Euro 2022 winner Jill Scott believes England can overcome the absence of key players to claim World Cup glory this summer.
Manager Sarina Wiegman’s preparations for the tournament in Australia and New Zealand, which begins in July, have been hampered by the loss of some star names to injury.
The European champions will be without captain Leah Williamson and midfielder Fran Kirby due to long-term knee problems while another casualty, forward Beth Mead, is rated highly doubtful having been sidelined since November.
Scott told the PA news agency: “Obviously we’ve had a few injuries. You can’t shy away from the fact that we’re going be missing the captain, a fantastic player.
“Her game has reached new heights and she’s going be a really big miss, but it’s an opportunity that presents itself to the younger players. I still think we’ve got a great squad.
“You’ve had players like Lauren James step in and she looks like she’s played for England for years.
“What she is really good at is focusing on you and the team – focusing on your performance and the team’s performance.
“It’s like (you think) the only person that can beat us today is ourselves.

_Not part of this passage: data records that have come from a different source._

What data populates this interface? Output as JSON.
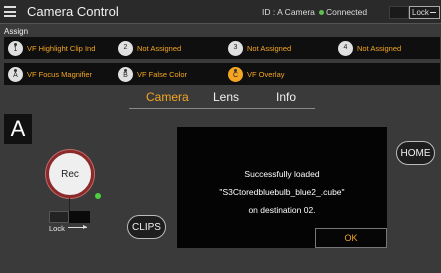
{
  "titlebar": {
    "menu_icon": "hamburger-menu-icon",
    "title": "Camera Control",
    "id": "ID : A Camera",
    "connection": "Connected",
    "connection_color": "#5ec24a",
    "lock": "Lock"
  },
  "assign": {
    "label": "Assign",
    "row1": [
      {
        "badge": "1",
        "label": "VF Highlight Clip Ind"
      },
      {
        "badge": "2",
        "label": "Not Assigned"
      },
      {
        "badge": "3",
        "label": "Not Assigned"
      },
      {
        "badge": "4",
        "label": "Not Assigned"
      }
    ],
    "row2": [
      {
        "badge": "A",
        "label": "VF Focus Magnifier"
      },
      {
        "badge": "B",
        "label": "VF False Color"
      },
      {
        "badge": "C",
        "label": "VF Overlay"
      }
    ]
  },
  "tabs": {
    "items": [
      "Camera",
      "Lens",
      "Info"
    ],
    "active": "Camera",
    "active_color": "#f4a623"
  },
  "camera_letter": "A",
  "controls": {
    "rec": "Rec",
    "lock": "Lock",
    "clips": "CLIPS",
    "home": "HOME",
    "status_color": "#4bd13f"
  },
  "dialog": {
    "line1": "Successfully loaded",
    "line2": "\"S3Ctoredbluebulb_blue2_.cube\"",
    "line3": "on destination 02.",
    "ok": "OK"
  },
  "colors": {
    "accent": "#f4a623",
    "background": "#3a3a3a",
    "rec_ring": "#8a2a2a"
  }
}
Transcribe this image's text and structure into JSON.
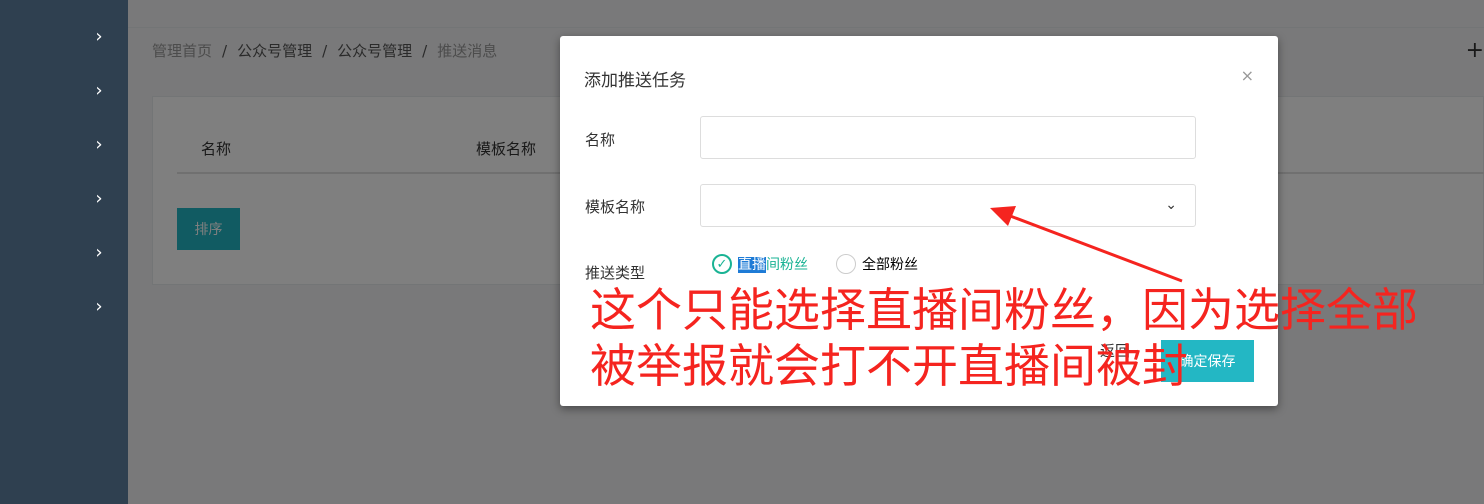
{
  "breadcrumb": [
    "管理首页",
    "公众号管理",
    "公众号管理",
    "推送消息"
  ],
  "breadcrumb_sep": "/",
  "header_plus": "+",
  "table": {
    "headers": [
      "名称",
      "模板名称"
    ],
    "sort_button": "排序"
  },
  "modal": {
    "title": "添加推送任务",
    "close": "×",
    "fields": {
      "name_label": "名称",
      "name_value": "",
      "template_label": "模板名称",
      "template_value": "",
      "push_type_label": "推送类型"
    },
    "radio_options": [
      {
        "label_highlight": "直播",
        "label_rest": "间粉丝",
        "checked": true
      },
      {
        "label": "全部粉丝",
        "checked": false
      }
    ],
    "buttons": {
      "back": "返回",
      "save": "确定保存"
    }
  },
  "annotation_text": [
    "这个只能选择直播间粉丝，因为选择全部",
    "被举报就会打不开直播间被封"
  ],
  "colors": {
    "sidebar": "#2f4050",
    "accent": "#23b7c4",
    "annotation": "#f5241f",
    "checked": "#1ab394"
  }
}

I’m sure that will be the same mindset going into this tournament.”
Scott was speaking at the launch of ‘The Greater Game’, a new programme by the Football Association to encourage better health and wellbeing among 12-16 year-olds.
The initiative aims to harness the power of football to inspire young people and their families to make at least one healthier action each week.
Delivered in the form of workshops and with the help of grassroots clubs, it focuses on the four key areas of moving well, eating well, sleeping well and thinking well.
The scheme is being piloted in five areas before being rolled out nationally next year.
Scott, an ambassador for the programme, said: “This is about getting young people more physically active and looking after the their mental wellbeing as well, using the power of football. I’m a really big believer in it.”
Scott is pleased to be able to use her profile for the benefit of others.
“To think you might have young girls, young boys, looking up at you when you’re playing in the Euros – I do take that role very seriously.
“The next generation is our future, so prevention is better than cure. I always say that, and if we’re going make them feel better now, then it’s only going to benefit society in the future.”